Records excerpted from a collection
+++

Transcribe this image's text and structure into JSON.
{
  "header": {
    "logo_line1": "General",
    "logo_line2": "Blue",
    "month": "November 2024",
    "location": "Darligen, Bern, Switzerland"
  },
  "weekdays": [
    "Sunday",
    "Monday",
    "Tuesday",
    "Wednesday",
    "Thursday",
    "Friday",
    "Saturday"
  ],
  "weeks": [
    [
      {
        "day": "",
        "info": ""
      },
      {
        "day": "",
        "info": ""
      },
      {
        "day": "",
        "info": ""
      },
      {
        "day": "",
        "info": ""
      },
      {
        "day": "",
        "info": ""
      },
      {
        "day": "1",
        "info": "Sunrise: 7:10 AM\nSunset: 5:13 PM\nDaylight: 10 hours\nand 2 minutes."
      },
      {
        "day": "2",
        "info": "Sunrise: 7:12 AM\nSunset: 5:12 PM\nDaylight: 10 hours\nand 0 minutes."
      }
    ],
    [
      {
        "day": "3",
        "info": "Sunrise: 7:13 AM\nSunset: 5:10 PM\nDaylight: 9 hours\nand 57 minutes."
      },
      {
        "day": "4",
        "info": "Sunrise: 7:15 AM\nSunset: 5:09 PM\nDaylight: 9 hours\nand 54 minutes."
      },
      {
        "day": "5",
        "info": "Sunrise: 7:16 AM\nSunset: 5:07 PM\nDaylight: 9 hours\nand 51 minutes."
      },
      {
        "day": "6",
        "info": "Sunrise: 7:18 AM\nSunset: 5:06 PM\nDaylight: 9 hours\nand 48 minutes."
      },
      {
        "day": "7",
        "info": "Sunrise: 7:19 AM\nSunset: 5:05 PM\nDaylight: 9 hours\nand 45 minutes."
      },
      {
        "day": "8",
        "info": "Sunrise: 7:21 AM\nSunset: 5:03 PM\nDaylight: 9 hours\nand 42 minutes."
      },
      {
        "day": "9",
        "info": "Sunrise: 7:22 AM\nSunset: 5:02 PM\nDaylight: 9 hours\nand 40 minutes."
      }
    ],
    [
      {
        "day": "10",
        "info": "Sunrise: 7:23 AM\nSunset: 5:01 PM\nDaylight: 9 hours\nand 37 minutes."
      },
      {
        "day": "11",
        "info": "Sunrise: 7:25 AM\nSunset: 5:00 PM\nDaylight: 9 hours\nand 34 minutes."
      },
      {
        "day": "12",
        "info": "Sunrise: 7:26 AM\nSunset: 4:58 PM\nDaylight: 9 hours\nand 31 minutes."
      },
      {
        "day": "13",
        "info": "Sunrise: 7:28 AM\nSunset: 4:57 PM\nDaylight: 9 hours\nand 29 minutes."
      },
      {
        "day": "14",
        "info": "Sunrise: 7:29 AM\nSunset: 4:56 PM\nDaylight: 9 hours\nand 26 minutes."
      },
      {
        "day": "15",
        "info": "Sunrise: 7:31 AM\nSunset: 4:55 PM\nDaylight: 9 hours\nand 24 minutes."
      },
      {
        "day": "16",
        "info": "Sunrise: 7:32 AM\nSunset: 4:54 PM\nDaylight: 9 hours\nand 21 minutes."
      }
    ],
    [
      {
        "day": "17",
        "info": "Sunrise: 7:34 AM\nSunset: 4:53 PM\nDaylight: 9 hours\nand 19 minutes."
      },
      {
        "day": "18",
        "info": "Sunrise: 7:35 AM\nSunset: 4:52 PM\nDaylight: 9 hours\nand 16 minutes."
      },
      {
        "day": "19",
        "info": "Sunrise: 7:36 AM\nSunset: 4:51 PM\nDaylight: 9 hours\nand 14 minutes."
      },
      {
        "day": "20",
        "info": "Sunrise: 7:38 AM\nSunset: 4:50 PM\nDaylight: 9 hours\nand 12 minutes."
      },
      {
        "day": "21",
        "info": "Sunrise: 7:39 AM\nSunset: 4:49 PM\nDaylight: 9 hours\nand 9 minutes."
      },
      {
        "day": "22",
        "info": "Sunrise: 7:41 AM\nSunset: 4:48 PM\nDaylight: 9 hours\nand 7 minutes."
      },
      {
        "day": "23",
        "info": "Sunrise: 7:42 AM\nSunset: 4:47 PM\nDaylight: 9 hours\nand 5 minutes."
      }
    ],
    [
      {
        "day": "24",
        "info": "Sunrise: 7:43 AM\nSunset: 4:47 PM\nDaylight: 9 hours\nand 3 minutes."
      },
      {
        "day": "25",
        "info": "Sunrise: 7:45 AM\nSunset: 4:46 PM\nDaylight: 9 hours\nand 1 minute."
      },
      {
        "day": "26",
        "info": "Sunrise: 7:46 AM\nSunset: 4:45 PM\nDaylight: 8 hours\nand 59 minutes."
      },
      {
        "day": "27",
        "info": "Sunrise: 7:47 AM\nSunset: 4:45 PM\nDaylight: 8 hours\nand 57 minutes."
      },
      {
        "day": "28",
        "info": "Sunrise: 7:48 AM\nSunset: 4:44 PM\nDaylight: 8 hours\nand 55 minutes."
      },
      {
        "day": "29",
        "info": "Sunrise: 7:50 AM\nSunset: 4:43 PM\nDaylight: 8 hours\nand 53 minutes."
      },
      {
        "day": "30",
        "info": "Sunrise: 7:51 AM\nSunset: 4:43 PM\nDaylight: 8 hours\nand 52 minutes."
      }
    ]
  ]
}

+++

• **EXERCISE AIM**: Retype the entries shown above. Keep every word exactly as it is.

• **RESPONSE TO THIS TASK**:
Transcribe this image's text and structure into JSON.
{
  "header": {
    "logo_line1": "General",
    "logo_line2": "Blue",
    "month": "November 2024",
    "location": "Darligen, Bern, Switzerland"
  },
  "weekdays": [
    "Sunday",
    "Monday",
    "Tuesday",
    "Wednesday",
    "Thursday",
    "Friday",
    "Saturday"
  ],
  "weeks": [
    [
      {
        "day": "",
        "info": ""
      },
      {
        "day": "",
        "info": ""
      },
      {
        "day": "",
        "info": ""
      },
      {
        "day": "",
        "info": ""
      },
      {
        "day": "",
        "info": ""
      },
      {
        "day": "1",
        "info": "Sunrise: 7:10 AM\nSunset: 5:13 PM\nDaylight: 10 hours\nand 2 minutes."
      },
      {
        "day": "2",
        "info": "Sunrise: 7:12 AM\nSunset: 5:12 PM\nDaylight: 10 hours\nand 0 minutes."
      }
    ],
    [
      {
        "day": "3",
        "info": "Sunrise: 7:13 AM\nSunset: 5:10 PM\nDaylight: 9 hours\nand 57 minutes."
      },
      {
        "day": "4",
        "info": "Sunrise: 7:15 AM\nSunset: 5:09 PM\nDaylight: 9 hours\nand 54 minutes."
      },
      {
        "day": "5",
        "info": "Sunrise: 7:16 AM\nSunset: 5:07 PM\nDaylight: 9 hours\nand 51 minutes."
      },
      {
        "day": "6",
        "info": "Sunrise: 7:18 AM\nSunset: 5:06 PM\nDaylight: 9 hours\nand 48 minutes."
      },
      {
        "day": "7",
        "info": "Sunrise: 7:19 AM\nSunset: 5:05 PM\nDaylight: 9 hours\nand 45 minutes."
      },
      {
        "day": "8",
        "info": "Sunrise: 7:21 AM\nSunset: 5:03 PM\nDaylight: 9 hours\nand 42 minutes."
      },
      {
        "day": "9",
        "info": "Sunrise: 7:22 AM\nSunset: 5:02 PM\nDaylight: 9 hours\nand 40 minutes."
      }
    ],
    [
      {
        "day": "10",
        "info": "Sunrise: 7:23 AM\nSunset: 5:01 PM\nDaylight: 9 hours\nand 37 minutes."
      },
      {
        "day": "11",
        "info": "Sunrise: 7:25 AM\nSunset: 5:00 PM\nDaylight: 9 hours\nand 34 minutes."
      },
      {
        "day": "12",
        "info": "Sunrise: 7:26 AM\nSunset: 4:58 PM\nDaylight: 9 hours\nand 31 minutes."
      },
      {
        "day": "13",
        "info": "Sunrise: 7:28 AM\nSunset: 4:57 PM\nDaylight: 9 hours\nand 29 minutes."
      },
      {
        "day": "14",
        "info": "Sunrise: 7:29 AM\nSunset: 4:56 PM\nDaylight: 9 hours\nand 26 minutes."
      },
      {
        "day": "15",
        "info": "Sunrise: 7:31 AM\nSunset: 4:55 PM\nDaylight: 9 hours\nand 24 minutes."
      },
      {
        "day": "16",
        "info": "Sunrise: 7:32 AM\nSunset: 4:54 PM\nDaylight: 9 hours\nand 21 minutes."
      }
    ],
    [
      {
        "day": "17",
        "info": "Sunrise: 7:34 AM\nSunset: 4:53 PM\nDaylight: 9 hours\nand 19 minutes."
      },
      {
        "day": "18",
        "info": "Sunrise: 7:35 AM\nSunset: 4:52 PM\nDaylight: 9 hours\nand 16 minutes."
      },
      {
        "day": "19",
        "info": "Sunrise: 7:36 AM\nSunset: 4:51 PM\nDaylight: 9 hours\nand 14 minutes."
      },
      {
        "day": "20",
        "info": "Sunrise: 7:38 AM\nSunset: 4:50 PM\nDaylight: 9 hours\nand 12 minutes."
      },
      {
        "day": "21",
        "info": "Sunrise: 7:39 AM\nSunset: 4:49 PM\nDaylight: 9 hours\nand 9 minutes."
      },
      {
        "day": "22",
        "info": "Sunrise: 7:41 AM\nSunset: 4:48 PM\nDaylight: 9 hours\nand 7 minutes."
      },
      {
        "day": "23",
        "info": "Sunrise: 7:42 AM\nSunset: 4:47 PM\nDaylight: 9 hours\nand 5 minutes."
      }
    ],
    [
      {
        "day": "24",
        "info": "Sunrise: 7:43 AM\nSunset: 4:47 PM\nDaylight: 9 hours\nand 3 minutes."
      },
      {
        "day": "25",
        "info": "Sunrise: 7:45 AM\nSunset: 4:46 PM\nDaylight: 9 hours\nand 1 minute."
      },
      {
        "day": "26",
        "info": "Sunrise: 7:46 AM\nSunset: 4:45 PM\nDaylight: 8 hours\nand 59 minutes."
      },
      {
        "day": "27",
        "info": "Sunrise: 7:47 AM\nSunset: 4:45 PM\nDaylight: 8 hours\nand 57 minutes."
      },
      {
        "day": "28",
        "info": "Sunrise: 7:48 AM\nSunset: 4:44 PM\nDaylight: 8 hours\nand 55 minutes."
      },
      {
        "day": "29",
        "info": "Sunrise: 7:50 AM\nSunset: 4:43 PM\nDaylight: 8 hours\nand 53 minutes."
      },
      {
        "day": "30",
        "info": "Sunrise: 7:51 AM\nSunset: 4:43 PM\nDaylight: 8 hours\nand 52 minutes."
      }
    ]
  ]
}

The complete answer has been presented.